Global semiconductor sales in the second quarter fell 2% from the previous quarter to $59.9 billion, as falling prices outweighed a 7% rise in total unit shipments, an industry group said on Friday.
"The major story for the chip industry for the first half of 2007 continues to be rapid price attrition," Semiconductor Industry Association President George Scalise said in a report.
Consumer demand for personal computers and cell phones, which account for about 60% of all semiconductor demand, was growing in line with forecasts, but prices were falling, he said.
Sales in June fell to $20 billion from $20.3 billion in May, the association said.

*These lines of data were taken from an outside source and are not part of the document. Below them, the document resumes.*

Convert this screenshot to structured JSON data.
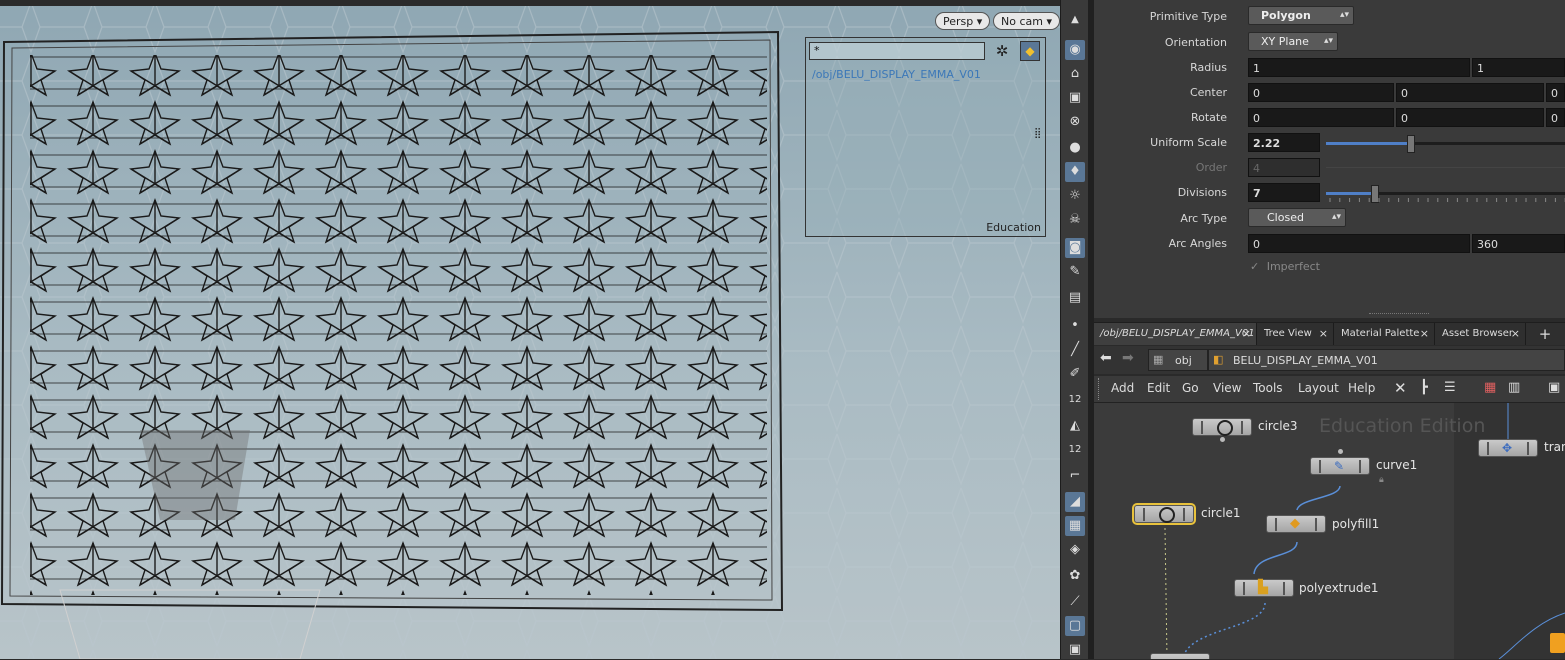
{
  "viewport": {
    "persp_label": "Persp",
    "cam_label": "No cam",
    "display_input": "*",
    "display_path": "/obj/BELU_DISPLAY_EMMA_V01",
    "edition_label": "Education"
  },
  "params": {
    "primitive_type": {
      "label": "Primitive Type",
      "value": "Polygon"
    },
    "orientation": {
      "label": "Orientation",
      "value": "XY Plane"
    },
    "radius": {
      "label": "Radius",
      "values": [
        "1",
        "1"
      ]
    },
    "center": {
      "label": "Center",
      "values": [
        "0",
        "0",
        "0"
      ]
    },
    "rotate": {
      "label": "Rotate",
      "values": [
        "0",
        "0",
        "0"
      ]
    },
    "uniform_scale": {
      "label": "Uniform Scale",
      "value": "2.22",
      "slider_fraction": 0.35
    },
    "order": {
      "label": "Order",
      "value": "4"
    },
    "divisions": {
      "label": "Divisions",
      "value": "7",
      "slider_fraction": 0.2
    },
    "arc_type": {
      "label": "Arc Type",
      "value": "Closed"
    },
    "arc_angles": {
      "label": "Arc Angles",
      "values": [
        "0",
        "360"
      ]
    },
    "imperfect": {
      "label": "Imperfect"
    }
  },
  "tabs": [
    {
      "label": "/obj/BELU_DISPLAY_EMMA_V01"
    },
    {
      "label": "Tree View"
    },
    {
      "label": "Material Palette"
    },
    {
      "label": "Asset Browser"
    }
  ],
  "path": {
    "root": "obj",
    "current": "BELU_DISPLAY_EMMA_V01"
  },
  "menu": [
    "Add",
    "Edit",
    "Go",
    "View",
    "Tools",
    "Layout",
    "Help"
  ],
  "network": {
    "watermark": "Education Edition",
    "nodes": [
      {
        "name": "circle3"
      },
      {
        "name": "curve1"
      },
      {
        "name": "circle1"
      },
      {
        "name": "polyfill1"
      },
      {
        "name": "polyextrude1"
      },
      {
        "name": "tran"
      }
    ]
  },
  "colors": {
    "selection": "#e8c23c",
    "accent": "#4f7fc7",
    "wire": "#5a8fd8"
  }
}
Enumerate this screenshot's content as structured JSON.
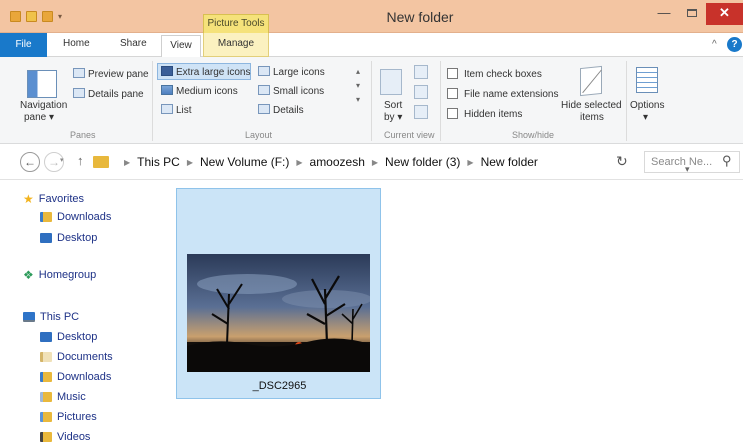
{
  "window": {
    "title": "New folder",
    "context_tab_group": "Picture Tools",
    "minimize_glyph": "—",
    "close_glyph": "✕"
  },
  "tabs": {
    "file": "File",
    "home": "Home",
    "share": "Share",
    "view": "View",
    "manage": "Manage",
    "collapse_glyph": "^",
    "help_glyph": "?"
  },
  "ribbon": {
    "panes": {
      "group_label": "Panes",
      "navigation_pane_line1": "Navigation",
      "navigation_pane_line2": "pane",
      "preview_pane": "Preview pane",
      "details_pane": "Details pane"
    },
    "layout": {
      "group_label": "Layout",
      "extra_large_icons": "Extra large icons",
      "large_icons": "Large icons",
      "medium_icons": "Medium icons",
      "small_icons": "Small icons",
      "list": "List",
      "details": "Details",
      "selected": "Extra large icons"
    },
    "current_view": {
      "group_label": "Current view",
      "sort_line1": "Sort",
      "sort_line2": "by"
    },
    "show_hide": {
      "group_label": "Show/hide",
      "item_check_boxes": "Item check boxes",
      "file_name_extensions": "File name extensions",
      "hidden_items": "Hidden items",
      "hide_selected_line1": "Hide selected",
      "hide_selected_line2": "items"
    },
    "options": "Options"
  },
  "address": {
    "crumbs": [
      "This PC",
      "New Volume (F:)",
      "amoozesh",
      "New folder (3)",
      "New folder"
    ],
    "search_placeholder": "Search Ne..."
  },
  "nav_pane": {
    "favorites": "Favorites",
    "favorites_items": [
      "Downloads",
      "Desktop"
    ],
    "homegroup": "Homegroup",
    "this_pc": "This PC",
    "this_pc_items": [
      "Desktop",
      "Documents",
      "Downloads",
      "Music",
      "Pictures",
      "Videos"
    ]
  },
  "content": {
    "files": [
      {
        "name": "_DSC2965",
        "selected": true
      }
    ]
  },
  "colors": {
    "title_bar": "#f3c5a2",
    "file_tab": "#1979ca",
    "close_button": "#c8322a",
    "selection_fill": "#cbe4f7"
  }
}
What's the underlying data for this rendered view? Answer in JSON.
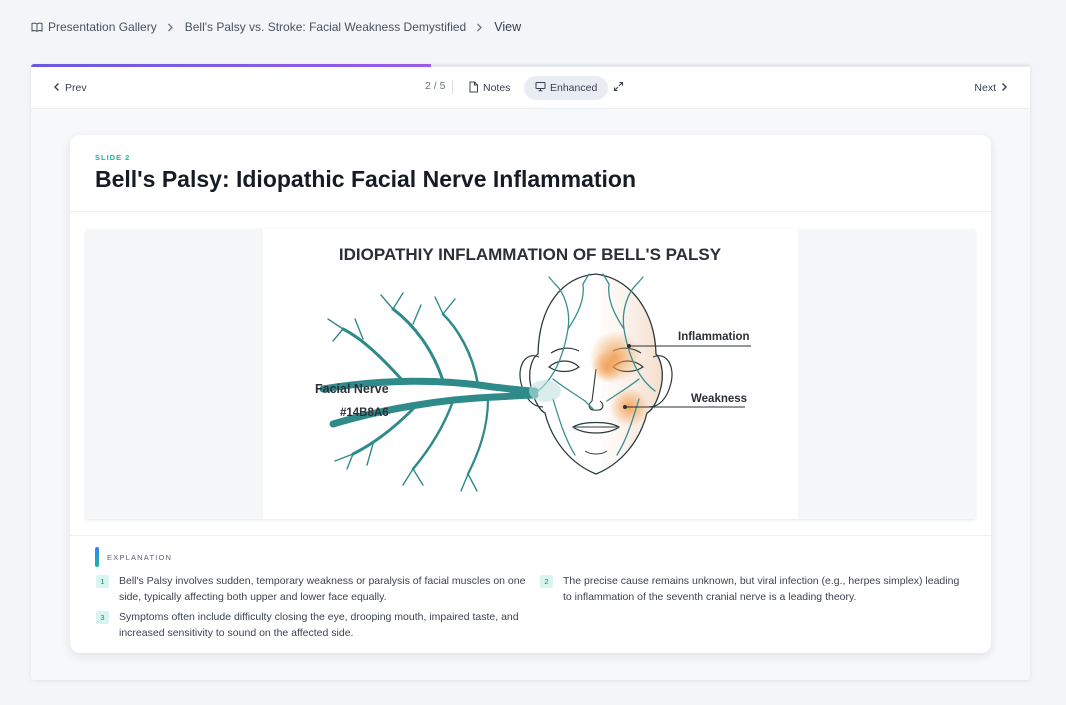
{
  "breadcrumb": {
    "gallery": "Presentation Gallery",
    "presentation": "Bell's Palsy vs. Stroke: Facial Weakness Demystified",
    "current": "View"
  },
  "toolbar": {
    "prev_label": "Prev",
    "next_label": "Next",
    "counter": "2 / 5",
    "notes_label": "Notes",
    "enhanced_label": "Enhanced",
    "progress_fraction": 0.4
  },
  "slide": {
    "label": "SLIDE 2",
    "title": "Bell's Palsy: Idiopathic Facial Nerve Inflammation",
    "image": {
      "heading": "IDIOPATHIY INFLAMMATION OF BELL'S PALSY",
      "label_nerve": "Facial Nerve",
      "label_color": "#14B8A6",
      "label_inflammation": "Inflammation",
      "label_weakness": "Weakness"
    }
  },
  "explanation": {
    "heading": "EXPLANATION",
    "points": [
      {
        "num": "1",
        "text": "Bell's Palsy involves sudden, temporary weakness or paralysis of facial muscles on one side, typically affecting both upper and lower face equally."
      },
      {
        "num": "2",
        "text": "The precise cause remains unknown, but viral infection (e.g., herpes simplex) leading to inflammation of the seventh cranial nerve is a leading theory."
      },
      {
        "num": "3",
        "text": "Symptoms often include difficulty closing the eye, drooping mouth, impaired taste, and increased sensitivity to sound on the affected side."
      }
    ]
  },
  "colors": {
    "accent_teal": "#14B8A6",
    "progress_purple": "#9b5de5",
    "nerve_teal": "#2f8a8a",
    "inflammation_orange": "#f0a25a"
  }
}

"PC buyers are continuing to reap the benefits of declining prices for microprocessors and DRAMs, which enable PC manufacturers to offer very powerful systems at attractive prices," he said.
"The average price of a desktop system has fallen to around $700, while the memory content of these machines has increased by approximately 50% over last year."
DRAM prices declined nearly 40% while unit shipments grew by almost 66% year on year, he said, adding that the same trend was seen in NAND flash chips.